__Work instruction__
Gather all lines with "test" from the records.

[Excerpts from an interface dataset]
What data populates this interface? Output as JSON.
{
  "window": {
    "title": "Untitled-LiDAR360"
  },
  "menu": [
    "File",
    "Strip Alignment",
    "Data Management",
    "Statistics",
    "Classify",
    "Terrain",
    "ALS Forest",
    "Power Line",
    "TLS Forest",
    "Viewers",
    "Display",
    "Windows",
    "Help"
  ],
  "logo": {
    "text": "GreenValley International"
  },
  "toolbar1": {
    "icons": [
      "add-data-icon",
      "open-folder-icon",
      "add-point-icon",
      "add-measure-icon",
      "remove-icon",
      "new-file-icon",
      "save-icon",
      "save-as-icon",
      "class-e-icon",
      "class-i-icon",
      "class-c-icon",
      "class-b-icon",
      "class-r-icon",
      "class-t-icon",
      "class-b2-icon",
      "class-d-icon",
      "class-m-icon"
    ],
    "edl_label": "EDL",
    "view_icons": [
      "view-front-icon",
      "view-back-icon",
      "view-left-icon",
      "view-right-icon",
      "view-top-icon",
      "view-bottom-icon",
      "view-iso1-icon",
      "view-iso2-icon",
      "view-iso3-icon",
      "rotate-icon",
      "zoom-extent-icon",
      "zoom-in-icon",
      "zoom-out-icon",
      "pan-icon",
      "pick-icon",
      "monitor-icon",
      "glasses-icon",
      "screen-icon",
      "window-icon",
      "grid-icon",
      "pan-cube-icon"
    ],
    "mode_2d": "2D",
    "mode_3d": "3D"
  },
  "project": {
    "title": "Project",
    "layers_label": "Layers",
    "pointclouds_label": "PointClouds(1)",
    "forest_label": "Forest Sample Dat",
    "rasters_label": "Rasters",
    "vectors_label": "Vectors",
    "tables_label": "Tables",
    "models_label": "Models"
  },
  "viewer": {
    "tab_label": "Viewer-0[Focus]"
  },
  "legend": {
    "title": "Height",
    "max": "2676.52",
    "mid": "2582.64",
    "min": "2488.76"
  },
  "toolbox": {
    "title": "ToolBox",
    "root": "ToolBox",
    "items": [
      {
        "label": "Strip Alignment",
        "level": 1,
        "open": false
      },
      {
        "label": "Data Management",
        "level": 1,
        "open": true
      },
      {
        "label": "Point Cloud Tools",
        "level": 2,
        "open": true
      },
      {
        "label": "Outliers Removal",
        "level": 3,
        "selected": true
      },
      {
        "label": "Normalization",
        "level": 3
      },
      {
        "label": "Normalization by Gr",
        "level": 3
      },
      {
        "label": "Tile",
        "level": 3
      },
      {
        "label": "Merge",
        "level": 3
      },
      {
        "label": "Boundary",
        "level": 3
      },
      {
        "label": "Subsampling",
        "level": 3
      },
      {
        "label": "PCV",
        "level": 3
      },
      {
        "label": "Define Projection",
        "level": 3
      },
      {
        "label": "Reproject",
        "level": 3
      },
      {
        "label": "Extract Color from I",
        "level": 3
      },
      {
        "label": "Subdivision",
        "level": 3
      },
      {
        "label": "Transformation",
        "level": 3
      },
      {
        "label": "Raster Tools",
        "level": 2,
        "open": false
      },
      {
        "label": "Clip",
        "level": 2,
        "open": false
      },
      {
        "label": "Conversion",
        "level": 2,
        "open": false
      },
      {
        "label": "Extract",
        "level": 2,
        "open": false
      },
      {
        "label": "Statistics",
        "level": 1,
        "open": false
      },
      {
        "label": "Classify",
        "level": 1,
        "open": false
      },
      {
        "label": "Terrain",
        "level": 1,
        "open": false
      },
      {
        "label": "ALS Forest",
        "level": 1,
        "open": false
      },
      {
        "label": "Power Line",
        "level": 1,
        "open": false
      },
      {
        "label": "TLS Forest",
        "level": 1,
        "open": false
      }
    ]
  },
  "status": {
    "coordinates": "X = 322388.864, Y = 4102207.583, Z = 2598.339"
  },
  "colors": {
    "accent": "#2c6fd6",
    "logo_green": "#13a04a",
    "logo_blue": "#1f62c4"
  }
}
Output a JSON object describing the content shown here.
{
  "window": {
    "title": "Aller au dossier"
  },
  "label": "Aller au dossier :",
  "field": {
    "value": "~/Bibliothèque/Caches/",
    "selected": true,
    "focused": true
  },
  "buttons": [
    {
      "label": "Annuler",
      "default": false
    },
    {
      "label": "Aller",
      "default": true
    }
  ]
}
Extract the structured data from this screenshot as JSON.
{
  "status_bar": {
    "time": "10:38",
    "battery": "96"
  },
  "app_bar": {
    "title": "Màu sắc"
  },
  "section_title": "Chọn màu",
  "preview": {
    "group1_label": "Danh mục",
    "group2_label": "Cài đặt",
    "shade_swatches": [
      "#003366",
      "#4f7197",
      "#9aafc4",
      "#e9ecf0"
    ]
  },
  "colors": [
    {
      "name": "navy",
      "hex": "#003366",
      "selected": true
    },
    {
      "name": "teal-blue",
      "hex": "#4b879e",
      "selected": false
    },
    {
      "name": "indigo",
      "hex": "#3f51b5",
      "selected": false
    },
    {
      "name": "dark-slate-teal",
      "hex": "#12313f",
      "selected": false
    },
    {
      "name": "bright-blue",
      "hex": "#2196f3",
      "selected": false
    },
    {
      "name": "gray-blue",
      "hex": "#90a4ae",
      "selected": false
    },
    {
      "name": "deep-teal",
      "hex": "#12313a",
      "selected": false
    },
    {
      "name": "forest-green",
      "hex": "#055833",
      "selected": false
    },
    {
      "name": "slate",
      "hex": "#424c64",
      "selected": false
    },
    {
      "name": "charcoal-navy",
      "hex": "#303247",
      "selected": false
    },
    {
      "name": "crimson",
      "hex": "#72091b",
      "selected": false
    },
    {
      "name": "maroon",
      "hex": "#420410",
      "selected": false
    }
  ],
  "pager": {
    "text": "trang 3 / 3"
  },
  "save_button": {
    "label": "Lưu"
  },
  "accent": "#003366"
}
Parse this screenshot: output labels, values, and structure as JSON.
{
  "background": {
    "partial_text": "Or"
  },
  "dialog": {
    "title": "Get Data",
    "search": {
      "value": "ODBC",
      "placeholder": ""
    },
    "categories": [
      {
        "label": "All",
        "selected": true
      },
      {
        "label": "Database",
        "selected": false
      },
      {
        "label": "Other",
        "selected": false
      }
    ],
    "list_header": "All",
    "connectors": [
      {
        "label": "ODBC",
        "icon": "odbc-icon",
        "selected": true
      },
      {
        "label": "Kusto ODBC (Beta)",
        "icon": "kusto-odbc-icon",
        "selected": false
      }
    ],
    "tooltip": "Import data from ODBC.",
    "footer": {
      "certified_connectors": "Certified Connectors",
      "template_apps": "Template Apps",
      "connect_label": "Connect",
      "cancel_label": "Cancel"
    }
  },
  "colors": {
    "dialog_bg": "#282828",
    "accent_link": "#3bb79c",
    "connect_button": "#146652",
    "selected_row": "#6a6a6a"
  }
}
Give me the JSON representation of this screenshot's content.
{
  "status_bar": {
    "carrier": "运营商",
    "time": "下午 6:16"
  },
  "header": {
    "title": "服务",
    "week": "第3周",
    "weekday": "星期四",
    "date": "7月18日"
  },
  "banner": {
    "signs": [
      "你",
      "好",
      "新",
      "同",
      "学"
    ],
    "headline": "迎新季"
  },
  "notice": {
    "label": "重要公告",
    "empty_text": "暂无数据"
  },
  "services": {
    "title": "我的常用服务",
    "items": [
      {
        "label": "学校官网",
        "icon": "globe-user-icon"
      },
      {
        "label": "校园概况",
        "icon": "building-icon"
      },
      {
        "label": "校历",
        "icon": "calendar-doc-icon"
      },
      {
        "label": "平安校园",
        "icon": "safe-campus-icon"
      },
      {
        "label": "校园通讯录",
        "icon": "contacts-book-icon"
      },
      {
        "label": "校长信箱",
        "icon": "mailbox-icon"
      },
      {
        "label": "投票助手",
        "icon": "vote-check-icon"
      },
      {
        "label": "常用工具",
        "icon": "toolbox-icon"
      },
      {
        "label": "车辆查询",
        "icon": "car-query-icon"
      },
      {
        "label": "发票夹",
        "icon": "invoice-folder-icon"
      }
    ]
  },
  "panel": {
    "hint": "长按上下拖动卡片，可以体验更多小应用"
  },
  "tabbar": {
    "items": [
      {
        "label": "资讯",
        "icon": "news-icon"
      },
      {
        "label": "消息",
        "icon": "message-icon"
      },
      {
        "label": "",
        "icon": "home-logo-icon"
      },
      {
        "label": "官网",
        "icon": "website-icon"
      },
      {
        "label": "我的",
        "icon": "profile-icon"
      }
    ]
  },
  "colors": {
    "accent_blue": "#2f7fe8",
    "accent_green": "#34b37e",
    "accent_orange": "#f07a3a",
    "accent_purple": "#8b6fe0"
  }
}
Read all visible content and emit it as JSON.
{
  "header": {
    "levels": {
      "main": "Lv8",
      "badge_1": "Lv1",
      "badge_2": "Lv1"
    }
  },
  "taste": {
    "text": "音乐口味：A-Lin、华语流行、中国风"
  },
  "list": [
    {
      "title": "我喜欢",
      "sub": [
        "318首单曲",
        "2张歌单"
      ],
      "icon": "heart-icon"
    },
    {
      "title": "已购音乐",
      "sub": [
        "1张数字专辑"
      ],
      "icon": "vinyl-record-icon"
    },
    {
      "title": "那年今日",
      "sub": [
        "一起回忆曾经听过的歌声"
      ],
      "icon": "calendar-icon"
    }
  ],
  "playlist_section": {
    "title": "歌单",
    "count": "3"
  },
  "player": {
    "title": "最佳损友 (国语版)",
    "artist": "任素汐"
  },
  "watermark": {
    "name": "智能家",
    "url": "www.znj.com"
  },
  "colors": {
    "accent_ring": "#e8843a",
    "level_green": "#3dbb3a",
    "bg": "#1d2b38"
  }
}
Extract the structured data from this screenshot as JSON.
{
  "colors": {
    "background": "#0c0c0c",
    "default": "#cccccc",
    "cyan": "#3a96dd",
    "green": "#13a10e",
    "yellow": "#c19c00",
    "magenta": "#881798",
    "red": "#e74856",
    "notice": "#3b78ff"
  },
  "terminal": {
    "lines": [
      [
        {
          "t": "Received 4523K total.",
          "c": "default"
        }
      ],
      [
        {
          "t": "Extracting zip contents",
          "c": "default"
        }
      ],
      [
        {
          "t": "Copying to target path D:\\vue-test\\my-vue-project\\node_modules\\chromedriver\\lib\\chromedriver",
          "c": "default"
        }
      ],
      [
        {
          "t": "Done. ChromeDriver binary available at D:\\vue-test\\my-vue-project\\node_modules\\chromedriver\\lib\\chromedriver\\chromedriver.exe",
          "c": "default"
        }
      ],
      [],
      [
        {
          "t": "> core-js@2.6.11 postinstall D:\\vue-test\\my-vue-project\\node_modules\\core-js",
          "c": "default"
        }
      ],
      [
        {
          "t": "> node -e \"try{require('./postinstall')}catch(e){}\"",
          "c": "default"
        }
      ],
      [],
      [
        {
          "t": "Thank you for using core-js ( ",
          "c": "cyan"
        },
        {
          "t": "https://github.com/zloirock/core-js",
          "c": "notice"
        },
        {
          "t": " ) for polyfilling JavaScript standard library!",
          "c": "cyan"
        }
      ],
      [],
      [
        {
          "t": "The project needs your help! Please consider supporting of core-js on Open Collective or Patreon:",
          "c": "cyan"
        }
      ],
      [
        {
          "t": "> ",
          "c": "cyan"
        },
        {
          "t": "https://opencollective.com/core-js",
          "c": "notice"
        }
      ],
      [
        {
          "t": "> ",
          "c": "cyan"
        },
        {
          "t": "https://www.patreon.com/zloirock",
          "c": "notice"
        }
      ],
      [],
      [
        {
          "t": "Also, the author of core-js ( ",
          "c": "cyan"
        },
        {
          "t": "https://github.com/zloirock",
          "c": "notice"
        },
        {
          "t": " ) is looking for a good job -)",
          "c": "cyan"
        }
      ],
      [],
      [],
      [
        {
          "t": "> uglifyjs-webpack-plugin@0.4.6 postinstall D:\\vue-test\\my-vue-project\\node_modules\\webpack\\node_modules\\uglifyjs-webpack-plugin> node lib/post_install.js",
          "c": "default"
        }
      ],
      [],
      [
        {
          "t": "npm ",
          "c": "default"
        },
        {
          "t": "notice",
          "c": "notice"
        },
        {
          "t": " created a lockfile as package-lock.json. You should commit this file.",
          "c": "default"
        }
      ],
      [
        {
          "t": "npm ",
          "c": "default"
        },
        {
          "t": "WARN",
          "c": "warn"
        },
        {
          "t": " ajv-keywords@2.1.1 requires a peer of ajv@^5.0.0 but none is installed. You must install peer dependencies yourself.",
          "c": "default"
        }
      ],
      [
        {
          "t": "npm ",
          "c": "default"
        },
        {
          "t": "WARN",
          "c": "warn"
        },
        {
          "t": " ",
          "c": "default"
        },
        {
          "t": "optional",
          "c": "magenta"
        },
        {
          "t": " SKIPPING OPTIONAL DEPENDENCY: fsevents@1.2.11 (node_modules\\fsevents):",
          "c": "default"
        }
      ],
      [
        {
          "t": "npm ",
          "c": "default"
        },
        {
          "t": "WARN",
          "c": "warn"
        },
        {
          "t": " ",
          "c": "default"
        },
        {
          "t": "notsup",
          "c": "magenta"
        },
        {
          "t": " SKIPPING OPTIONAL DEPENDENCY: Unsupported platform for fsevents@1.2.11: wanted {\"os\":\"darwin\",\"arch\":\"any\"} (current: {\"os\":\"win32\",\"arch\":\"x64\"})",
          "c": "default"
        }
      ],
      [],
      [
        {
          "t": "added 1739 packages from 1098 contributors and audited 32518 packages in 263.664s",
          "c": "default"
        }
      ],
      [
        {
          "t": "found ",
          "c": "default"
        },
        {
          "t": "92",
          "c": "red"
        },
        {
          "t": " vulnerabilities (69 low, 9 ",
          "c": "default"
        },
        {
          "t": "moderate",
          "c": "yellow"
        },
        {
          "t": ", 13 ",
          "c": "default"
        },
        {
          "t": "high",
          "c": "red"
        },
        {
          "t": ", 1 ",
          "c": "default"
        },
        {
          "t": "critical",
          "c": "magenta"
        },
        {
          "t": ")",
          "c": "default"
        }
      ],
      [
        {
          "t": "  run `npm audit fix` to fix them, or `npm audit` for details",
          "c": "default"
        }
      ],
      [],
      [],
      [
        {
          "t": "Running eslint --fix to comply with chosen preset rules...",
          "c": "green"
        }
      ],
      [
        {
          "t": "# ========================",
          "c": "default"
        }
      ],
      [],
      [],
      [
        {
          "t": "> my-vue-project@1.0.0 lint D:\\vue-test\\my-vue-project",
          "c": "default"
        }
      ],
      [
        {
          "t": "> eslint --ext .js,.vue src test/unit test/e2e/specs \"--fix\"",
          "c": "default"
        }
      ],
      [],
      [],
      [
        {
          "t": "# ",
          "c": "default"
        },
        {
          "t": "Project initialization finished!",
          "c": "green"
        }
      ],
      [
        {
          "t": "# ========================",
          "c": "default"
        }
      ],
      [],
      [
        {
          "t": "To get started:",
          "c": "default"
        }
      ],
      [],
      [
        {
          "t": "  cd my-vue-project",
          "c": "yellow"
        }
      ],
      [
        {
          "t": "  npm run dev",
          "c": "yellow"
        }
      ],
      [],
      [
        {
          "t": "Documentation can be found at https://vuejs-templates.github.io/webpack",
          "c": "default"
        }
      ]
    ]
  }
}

__Exercise output__
          "t": "Copying to target path D:\\vue-test\\my-vue-project\\node_modules\\chromedriver\\lib\\chromedriver",
          "t": "Done. ChromeDriver binary available at D:\\vue-test\\my-vue-project\\node_modules\\chromedriver\\lib\\chromedriver\\chromedriver.exe",
          "t": "> core-js@2.6.11 postinstall D:\\vue-test\\my-vue-project\\node_modules\\core-js",
          "t": "> uglifyjs-webpack-plugin@0.4.6 postinstall D:\\vue-test\\my-vue-project\\node_modules\\webpack\\node_modules\\uglifyjs-webpack-plugin> node lib/post_install.js",
          "t": "> my-vue-project@1.0.0 lint D:\\vue-test\\my-vue-project",
          "t": "> eslint --ext .js,.vue src test/unit test/e2e/specs \"--fix\"",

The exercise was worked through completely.